Now if that isn't a seeking of "centralized control" for mission funds, we simply wouldn't know how to describe it. If that isn't a dangerous "trend" what would be? There, is a clear distinction here between such individual contributions and the individual contributions sometimes solicited in behalf of a Christian college. The former are to support the work of the church; the latter are not.

A Letter

So keenly do we sense the peril in this new scheme that we have sent the following letter to brother Paul Sherrod, an elder in the Broadway church, and a man whose sincerity and love for the cause of Christ is recognized by all of us:

Dear Brother Sherrod:

I am writing you because of my deep interest in the preaching of the gospel of Christ in foreign countries, and because of my very real anxiety lest some of the methods by which that worthy work is being promoted should lead to a departure from the New Testament pattern of church work and cooperation.

I am writing specifically of the Broadway Church's plan to promote regional "mass meetings" throughout the nation, in which they will seek individual contributions from members of the churches, such contributions to be pledged on a regular monthly basis and sent directly to the Broadway Church for the building program in Germany.

I know your interest in the German work, and I appreciate the sacrifices you personally have made in trying to further that, work. But, brother Sherrod, this latest plan for raising support for Germany has in it seeds that are deadly. I plead with you brethren to restudy the matter, and withdraw from such an obvious and clear violation of the New Testament principles of church autonomy, independency, and equality.

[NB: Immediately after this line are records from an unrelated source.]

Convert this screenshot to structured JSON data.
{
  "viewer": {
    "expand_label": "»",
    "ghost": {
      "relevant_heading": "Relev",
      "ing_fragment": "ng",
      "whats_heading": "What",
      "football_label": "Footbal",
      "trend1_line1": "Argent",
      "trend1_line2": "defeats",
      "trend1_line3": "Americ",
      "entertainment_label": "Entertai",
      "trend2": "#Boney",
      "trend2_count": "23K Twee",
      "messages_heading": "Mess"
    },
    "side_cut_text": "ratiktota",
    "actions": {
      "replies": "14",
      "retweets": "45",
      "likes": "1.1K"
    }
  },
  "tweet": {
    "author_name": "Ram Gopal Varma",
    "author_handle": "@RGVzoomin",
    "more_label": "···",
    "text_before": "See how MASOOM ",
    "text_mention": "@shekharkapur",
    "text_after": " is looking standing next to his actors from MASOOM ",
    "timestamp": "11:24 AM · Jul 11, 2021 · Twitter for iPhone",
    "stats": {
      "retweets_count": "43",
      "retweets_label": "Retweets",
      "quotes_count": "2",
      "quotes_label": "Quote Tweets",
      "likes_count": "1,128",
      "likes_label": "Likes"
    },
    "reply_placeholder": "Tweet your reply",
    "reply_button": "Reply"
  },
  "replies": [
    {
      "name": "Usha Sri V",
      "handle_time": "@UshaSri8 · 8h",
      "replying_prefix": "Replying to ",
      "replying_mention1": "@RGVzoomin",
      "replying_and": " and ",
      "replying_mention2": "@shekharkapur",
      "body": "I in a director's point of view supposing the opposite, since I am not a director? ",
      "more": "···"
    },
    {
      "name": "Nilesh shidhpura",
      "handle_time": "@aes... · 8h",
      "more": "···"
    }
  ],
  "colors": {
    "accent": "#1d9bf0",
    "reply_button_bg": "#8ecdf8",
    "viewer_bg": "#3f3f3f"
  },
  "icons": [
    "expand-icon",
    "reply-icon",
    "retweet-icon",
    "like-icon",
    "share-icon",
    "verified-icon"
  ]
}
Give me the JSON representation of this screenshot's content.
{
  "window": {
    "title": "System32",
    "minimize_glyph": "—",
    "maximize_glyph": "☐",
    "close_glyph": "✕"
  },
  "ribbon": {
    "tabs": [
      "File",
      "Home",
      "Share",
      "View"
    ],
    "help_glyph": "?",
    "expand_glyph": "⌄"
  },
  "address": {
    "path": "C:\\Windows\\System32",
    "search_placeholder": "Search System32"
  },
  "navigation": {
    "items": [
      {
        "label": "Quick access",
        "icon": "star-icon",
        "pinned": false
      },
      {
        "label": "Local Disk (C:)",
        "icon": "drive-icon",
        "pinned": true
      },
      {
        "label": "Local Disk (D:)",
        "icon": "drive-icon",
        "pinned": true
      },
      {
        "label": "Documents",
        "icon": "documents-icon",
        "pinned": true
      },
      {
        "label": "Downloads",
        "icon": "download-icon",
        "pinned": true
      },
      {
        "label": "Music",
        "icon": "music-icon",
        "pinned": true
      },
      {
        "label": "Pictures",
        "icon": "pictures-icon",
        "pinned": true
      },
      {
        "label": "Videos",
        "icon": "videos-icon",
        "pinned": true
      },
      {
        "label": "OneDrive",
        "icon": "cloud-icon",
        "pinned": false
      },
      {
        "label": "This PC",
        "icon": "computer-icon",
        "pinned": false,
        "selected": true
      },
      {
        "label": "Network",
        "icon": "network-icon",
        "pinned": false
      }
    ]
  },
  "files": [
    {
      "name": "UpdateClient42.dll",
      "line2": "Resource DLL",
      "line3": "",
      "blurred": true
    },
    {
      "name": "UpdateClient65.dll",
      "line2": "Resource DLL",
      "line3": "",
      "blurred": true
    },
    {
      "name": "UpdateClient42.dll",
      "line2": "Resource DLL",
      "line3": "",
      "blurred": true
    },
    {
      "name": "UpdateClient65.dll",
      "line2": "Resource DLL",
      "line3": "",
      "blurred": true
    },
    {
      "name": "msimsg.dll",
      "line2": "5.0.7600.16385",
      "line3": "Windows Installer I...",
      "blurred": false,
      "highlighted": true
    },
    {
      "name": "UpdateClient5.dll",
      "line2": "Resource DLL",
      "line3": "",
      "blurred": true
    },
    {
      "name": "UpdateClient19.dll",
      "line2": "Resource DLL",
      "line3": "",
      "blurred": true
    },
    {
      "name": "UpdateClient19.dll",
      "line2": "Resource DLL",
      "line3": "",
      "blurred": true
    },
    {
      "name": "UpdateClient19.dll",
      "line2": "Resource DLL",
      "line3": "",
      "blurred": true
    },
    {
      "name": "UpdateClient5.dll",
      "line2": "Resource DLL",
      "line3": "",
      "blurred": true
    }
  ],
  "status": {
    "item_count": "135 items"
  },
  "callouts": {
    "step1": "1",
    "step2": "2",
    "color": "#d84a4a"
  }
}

For if the plan is carried through, it will mean that the Broadway Church will, in many instances, be circumventing the elders of other congregations, going around them to solicit and receive regular contributions from the members of those churches for work which the elders of such congregations' may not desire to support. There is simply no way to prevent this.

Would Broadway's elders, for example, be favorable toward arranging a meeting in Broadway's building in which brother Cline Paden would tell of the needs in Italy, pass out pledge envelopes to Broadway's members, urging them to by-pass Broadway's elders, and send their contributions for the Italian work directly to the Brownfield church? And, having done that, would they then be willing to arrange similar meetings for brethren promoting the work in Japan, Africa, Holland, Korea, Maine and Montana? Can you not see that once such procedure becomes accepted, all congregational lines have been crossed, the elders have been ignored, and the mission field that receives a congregation's money will be determined not by the elders but by the mission project having the best publicity agents and the most persuasive speakers to present their pleas? This plan strikes at the very heart of the New Testament teaching on church equality.

I am writing through no desire to hurt or cripple the German work. I pray for the establishment of New Testament congregations there as earnestly as I know how. But my concern for the purity of the gospel of Christ is not one whit behind my concern for the furtherance of the church in Germany. Believing that you, too, desire only that which is right, I would like to suggest an alternative plan, which, I believe, would not violate scriptural principles:

Let brother Gatewood, as a member of the Frankfurt congregation go to the elders of as many congregations in America as will give him a hearing, lay the needs of the Frankfurt brethren before them, and ask their help in building a house of worship. These elders, in turn, can, if they desire to have part in the work, present the matter to their various congregations, asking the brethren to make some real sacrifices, if need be, to supply the urgent need in Frankfurt. Thus the eldership of every congregation would be respected, a New Testament precedent would be followed, a danger would be averted, and the cause of Christ would be advanced.

With sincere prayers for the furtherance of the German work, and with every good wish to you personally, I am

Yours in Christ. Yater Tant